I realized that although I still wasn’t inclined to turn Halloween into something we suddenly celebrated in our family, I no longer had any of the past squeamishness with allowing them to dress up.
In thinking about the whole thing now, though, I still find myself waffling a bit on principle.
Like so many things (all things?) it really comes down to perspective.
Even though our kids could participate innocently in the practice of dressing up and trick-or-treating, we adults have “heard things” that make us less innocent… but only based on if we give credence to those things………… right?
I think it usually helps to flip things on their heads a bit and come at it from another angle.
Take away the religious aspect of all of this and replace the scenario with a hypothetically well-documented tradition that stems from baby sacrifice, let’s say. Maybe it’s evolved to the annual tickling festival where each family offers up a member to be tickled and everyone gets a prize, or something that seems fun, I don’t know.
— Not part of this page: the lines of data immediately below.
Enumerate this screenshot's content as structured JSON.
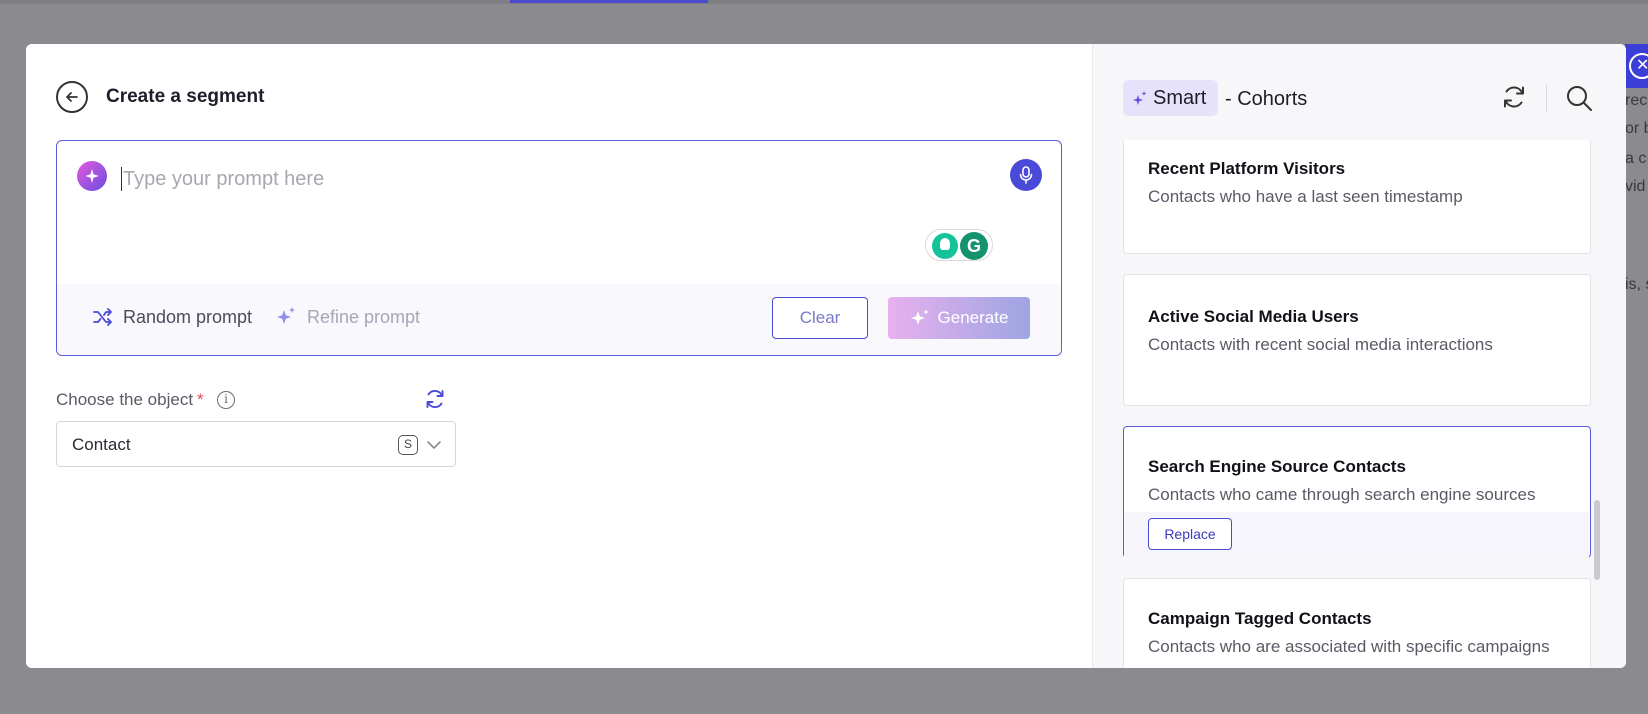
{
  "header": {
    "title": "Create a segment"
  },
  "prompt": {
    "placeholder": "Type your prompt here",
    "random_label": "Random prompt",
    "refine_label": "Refine prompt",
    "clear_label": "Clear",
    "generate_label": "Generate"
  },
  "object": {
    "label": "Choose the object",
    "required_mark": "*",
    "info": "i",
    "selected": "Contact",
    "badge": "S"
  },
  "right_panel": {
    "smart_label": "Smart",
    "cohorts_label": "- Cohorts",
    "cards": [
      {
        "title": "Recent Platform Visitors",
        "desc": "Contacts who have a last seen timestamp"
      },
      {
        "title": "Active Social Media Users",
        "desc": "Contacts with recent social media interactions"
      },
      {
        "title": "Search Engine Source Contacts",
        "desc": "Contacts who came through search engine sources",
        "action": "Replace"
      },
      {
        "title": "Campaign Tagged Contacts",
        "desc": "Contacts who are associated with specific campaigns"
      }
    ]
  },
  "colors": {
    "accent": "#4a4ad8",
    "selected_border": "#5b5bdb",
    "overlay": "#8a8a8f"
  },
  "background_fragments": [
    "reco",
    "or b",
    "a c",
    "vid",
    "is, s"
  ]
}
Do we have any squeamishness about that (thinking about the origins, not the weirdness, lol)?
Or how about a holiday that was created to venerate Natzis, but now some people decided to celebrate Jews on that day instead?
Who gets to decide how something is celebrated??? And what’s the tipping point on something being “redeemed”?
It’s actually rather humorous to note that what we now know as Halloween was religion’s attempt at “noblizing” or “Christianizing” Samhain or something like it – All Hallow’s Eve, leading up to Hallowmas or All Saints’ Day.
The original intent was for people to honor dead saints, and honestly, it’s a cool notion to have a day where we remember and honor those who are no longer with us in body.
We talk about it all much more on this week’s podcast, but I think our family could really benefit from incorporating this holiday with a bit of a different twist.
(We won’t get started on all the religious holidays with pagan roots…)
What are your feelings about Halloween? Do you love it, avoid everything about it, or is it just not that deep?